|By G. Michael Dobbs|
There are a lot of subjects floating around the office this week, so let's get to some.
Recently, American International College (AIC) sent me a copy of the President's Annual Report and it carried a lot of good news. Most folks remember that just a few years ago the future for AIC was pretty dim with stories concerning financial mismanagement. The management team, headed by President Dr. Vincent Maniaci, has now finished two consecutive fiscal years with balanced books and the student body has increased by 22 percent.
Colleges add much to our communities and it's excellent to hear that AIC has made such great progress in such a short length of time.
In the recent issue of "Boston Globe's Globe 100" magazine supplement, two Western Massachusetts businesses were highlighted in the "A Day in the Life" section. With the headline "Every working day in Massachusetts we produce." photographer Essdras M. Suarez took photos of the "$4.12 million worth of 'Monopoly' money at the Hasbro plant in East Longmeadow" and the "46,200 gallons of ice cream plus 796 gallons of fudge topping at the Friendly Ice Cream Corp. in Wilbraham."
Perhaps because I'm the son of an Air Force officer who served in three wars, I'm a little sensitive to such scenes, but I found it difficult not to tear up a bit when I was covering the return of a group of local Air Reservists last week who came back home after a deployment of over four months in Afghanistan.
I always find it a little intrusive to cover such events as I think families and friends should be able to celebrate the return of a loved one without a camera stuck in their faces or a reporter asking the stupid but typical question, "How does it feel to be back home?"
No one is going to say they'd rather be in a war zone.
I did ask the reservists I interviewed what their civilian job was and one told he was currently unemployed, having been laid off from his job last year.
There seemed to be a sort of injustice that someone who has willingly agreed to serve his nation must now face trying to find a job because his current tour of duty is over.
Don't we owe our service men and women help in finding decent civilian jobs?
And speaking of injustice, why do the programs serving victims of domestic violence have to go with hats in their hands to the Legislature and governor looking for more funding when the rates of murders at the hands of batterers have doubled in Massachusetts?
Last week, the members of the Jane Doe Coalition from Western Massachusetts met at the offices at Womanshelter/Compa eras to discuss support for an amendment that would increase state support of programs to assist domestic violence victims.
In Massachusetts, only one in seven victims of domestic violence have the chance of finding a shelter program. That's a true shame.

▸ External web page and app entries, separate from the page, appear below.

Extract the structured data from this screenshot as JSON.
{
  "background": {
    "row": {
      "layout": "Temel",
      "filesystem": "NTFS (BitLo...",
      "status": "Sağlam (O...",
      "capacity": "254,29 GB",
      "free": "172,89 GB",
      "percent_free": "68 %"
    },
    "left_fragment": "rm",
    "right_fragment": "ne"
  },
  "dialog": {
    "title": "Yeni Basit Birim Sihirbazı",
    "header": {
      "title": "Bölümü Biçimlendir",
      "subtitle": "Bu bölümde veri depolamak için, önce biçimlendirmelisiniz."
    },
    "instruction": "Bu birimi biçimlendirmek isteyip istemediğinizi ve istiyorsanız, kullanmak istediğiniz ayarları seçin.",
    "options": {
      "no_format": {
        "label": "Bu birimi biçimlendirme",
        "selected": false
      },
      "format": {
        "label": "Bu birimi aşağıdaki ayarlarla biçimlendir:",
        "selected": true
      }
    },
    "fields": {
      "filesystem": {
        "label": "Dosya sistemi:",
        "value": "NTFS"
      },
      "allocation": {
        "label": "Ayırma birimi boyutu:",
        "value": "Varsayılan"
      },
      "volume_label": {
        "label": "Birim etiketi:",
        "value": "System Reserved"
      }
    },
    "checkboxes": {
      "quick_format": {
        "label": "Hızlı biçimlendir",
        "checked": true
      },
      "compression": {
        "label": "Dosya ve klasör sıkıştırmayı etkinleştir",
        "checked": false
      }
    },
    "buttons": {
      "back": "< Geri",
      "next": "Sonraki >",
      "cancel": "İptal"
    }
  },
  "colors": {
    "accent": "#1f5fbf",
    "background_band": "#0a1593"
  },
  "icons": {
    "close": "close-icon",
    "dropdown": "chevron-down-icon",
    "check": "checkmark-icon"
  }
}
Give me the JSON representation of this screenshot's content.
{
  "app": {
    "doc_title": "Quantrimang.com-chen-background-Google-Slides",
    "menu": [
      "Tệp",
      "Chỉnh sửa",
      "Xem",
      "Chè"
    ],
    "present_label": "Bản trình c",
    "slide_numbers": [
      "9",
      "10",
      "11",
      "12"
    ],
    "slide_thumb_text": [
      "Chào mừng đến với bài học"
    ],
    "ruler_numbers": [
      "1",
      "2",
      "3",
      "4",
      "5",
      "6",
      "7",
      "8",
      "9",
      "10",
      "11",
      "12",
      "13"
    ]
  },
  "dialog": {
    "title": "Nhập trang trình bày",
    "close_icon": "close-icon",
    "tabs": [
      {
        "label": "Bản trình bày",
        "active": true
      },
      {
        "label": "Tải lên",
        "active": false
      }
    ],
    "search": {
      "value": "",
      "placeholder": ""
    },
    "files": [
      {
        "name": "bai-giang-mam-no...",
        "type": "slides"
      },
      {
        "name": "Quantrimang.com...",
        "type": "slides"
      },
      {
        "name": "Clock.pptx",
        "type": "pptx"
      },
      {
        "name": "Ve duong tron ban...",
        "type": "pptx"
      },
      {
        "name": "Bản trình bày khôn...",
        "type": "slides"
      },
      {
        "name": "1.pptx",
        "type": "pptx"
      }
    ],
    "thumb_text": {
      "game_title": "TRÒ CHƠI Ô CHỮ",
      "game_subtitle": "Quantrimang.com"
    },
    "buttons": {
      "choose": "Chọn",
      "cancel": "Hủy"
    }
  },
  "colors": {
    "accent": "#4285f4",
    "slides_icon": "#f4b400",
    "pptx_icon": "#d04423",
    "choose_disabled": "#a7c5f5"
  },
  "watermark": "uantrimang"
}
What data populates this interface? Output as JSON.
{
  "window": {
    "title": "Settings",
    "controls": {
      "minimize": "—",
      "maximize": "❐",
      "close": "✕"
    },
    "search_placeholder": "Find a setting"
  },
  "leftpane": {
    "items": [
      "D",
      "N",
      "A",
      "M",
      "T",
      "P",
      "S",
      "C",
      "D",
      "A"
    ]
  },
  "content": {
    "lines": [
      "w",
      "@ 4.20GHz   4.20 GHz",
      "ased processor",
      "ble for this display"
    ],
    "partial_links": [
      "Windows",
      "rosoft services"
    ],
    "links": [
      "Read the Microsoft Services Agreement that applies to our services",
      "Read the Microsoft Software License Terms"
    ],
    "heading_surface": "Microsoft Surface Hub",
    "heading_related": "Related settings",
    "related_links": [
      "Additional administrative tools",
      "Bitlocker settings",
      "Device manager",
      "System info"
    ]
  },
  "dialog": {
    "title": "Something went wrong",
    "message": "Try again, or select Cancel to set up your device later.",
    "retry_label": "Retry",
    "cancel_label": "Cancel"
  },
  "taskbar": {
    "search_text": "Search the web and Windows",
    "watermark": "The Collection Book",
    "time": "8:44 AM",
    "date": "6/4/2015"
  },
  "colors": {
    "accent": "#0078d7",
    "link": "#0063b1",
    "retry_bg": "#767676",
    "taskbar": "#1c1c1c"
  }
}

Please contact your state representative and senator and urge them to support additional funding for these very vital programs.
This column represents the opinions of its author. Send your comments online to Reminderpublications.com or to 280 N. Main St., East Longmeadow, Mass. 01028.